It's fairly easy to make small adjustments to the Mono Gordo while you're out on the trail  but to change the length of the heel strap  you must take the whole sandal off and adjust through trial-and-error.
It's fairly easy to make small adjustments to the Mono Gordo while you're out on the trail, but to change the length of the heel strap, you must take the whole sandal off and adjust through trial-and-error.

Sounds complicated? It kind of is! This model was one of the hardest to get the hang of, and weeks into testing, we still had to take it off and furrow our brows each time we needed to adjust. So while there may be five adjustment points on the Mono Gordo 2.0, making quick adjustments — like when you switch from walking to running and want a sturdier fit — is not easy. By contrast, the Bedrock Cairn Adventure has fewer adjustment points, but making these adjustments is quick, easy, and intuitive.

Adaptability


The Mono Gordo 2.0 shines here. We took this sandal on steep hikes, bike rides, walks around town, off-trail scrambles, through rivers, and to the (admittedly casual) office, and it was a solid performer in each of these situations. We were impressed that after getting mucked up on the trail, we could give the Lunas a quick rinse and be presentable to meet friends for coffee. This is also one of the lightest models we tested, so it can easily be tucked into a backpack or tote for travel and adventure.

The Mono Gordo is a great option for a bike ride around town.
The Mono Gordo is a great option for a bike ride around town.

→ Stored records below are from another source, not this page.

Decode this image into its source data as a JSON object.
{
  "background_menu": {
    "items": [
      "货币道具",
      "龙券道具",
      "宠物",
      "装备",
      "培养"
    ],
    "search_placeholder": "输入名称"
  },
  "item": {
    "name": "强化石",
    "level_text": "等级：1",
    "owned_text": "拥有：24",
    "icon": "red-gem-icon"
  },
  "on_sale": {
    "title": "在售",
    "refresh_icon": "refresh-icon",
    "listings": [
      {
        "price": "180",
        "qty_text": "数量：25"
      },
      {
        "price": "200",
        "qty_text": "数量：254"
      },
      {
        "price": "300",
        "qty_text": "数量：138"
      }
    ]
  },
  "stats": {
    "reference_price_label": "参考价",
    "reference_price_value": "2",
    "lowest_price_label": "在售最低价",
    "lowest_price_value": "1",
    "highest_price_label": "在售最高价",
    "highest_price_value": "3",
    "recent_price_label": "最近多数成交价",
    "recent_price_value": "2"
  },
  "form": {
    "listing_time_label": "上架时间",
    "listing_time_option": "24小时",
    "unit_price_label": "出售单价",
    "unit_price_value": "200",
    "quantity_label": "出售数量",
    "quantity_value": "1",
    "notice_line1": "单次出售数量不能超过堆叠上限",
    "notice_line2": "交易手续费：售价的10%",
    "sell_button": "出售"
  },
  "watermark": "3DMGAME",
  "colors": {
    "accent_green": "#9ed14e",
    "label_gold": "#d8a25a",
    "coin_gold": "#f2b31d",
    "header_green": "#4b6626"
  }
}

Unlike most of the models we tested, the Mono Gordo 2.0 is marketed as a running shoe. Our lead tester, a distance runner who had never run in sandals, took these for a four-mile trail cruise and was pleasantly surprised by the experience. While the sandal's footbed got a little slippery under sweaty feet, the sole was thick and supportive enough that our tester's legs felt great for the rest of the day.

With a fat sole and a strap system that adjusts at multiple points  this sandal provides a nice  gentle introduction to minimalist running.
With a fat sole and a strap system that adjusts at multiple points, this sandal provides a nice, gentle introduction to minimalist running.

Style


Like the Bedrock Cairn Adventure, the Mono Gordo 2.0 has a technical style that one friend described as "climber chic." These were harder to dress up than the Merrell Ari Lattice or even the Chaco Z/Cloud 2, but they were cute enough for casual wear around town. One sticking point among our judges was the tech strap — people thought it looked uncomfortable, unbalanced, and like an after-thought.

While the Mono Gordo 2.0 comes in standard black, for $5 more you can customize both your main strap and tech strap colors. The color options Luna offers are attractive and add to the style of this sandal.

Best Applications


The Mono Gordo 2.0 can handle pretty much anything you throw at it, though our feet slipped around on the footbed when the sandal got wet. Dry hikes, trail runs, and around-town wear are ideal for this model.

Value


At $110, we were disappointed that a crucial component of the Mono Gordo 2.0, the foam heel pad, ripped in our hands during routine adjustment. These are generally well-made, durable sandals, but for this price, every component should be outstanding.

Conclusion


The Luna Mono Gordo 2.0 is an adaptable, thick-soled sandal that can take you from your trail run to your coffee date without missing a beat. However, its straps are not the most comfortable, and adjusting them can be a pain. The Luna's footbed lacks traction, especially when wet, and some of its components are not of sufficient quality to justify its high price.

And if you're a dyed-in-the-wool Luna person…well, you're not reading this, are you? You're out on the trail, loving life in your sweet kicks. We'll let you do your thing. For everyone else, while there's a lot of good in this cushy-soled cult classic, we think you might be better served with another sandal.


Joanna Trieger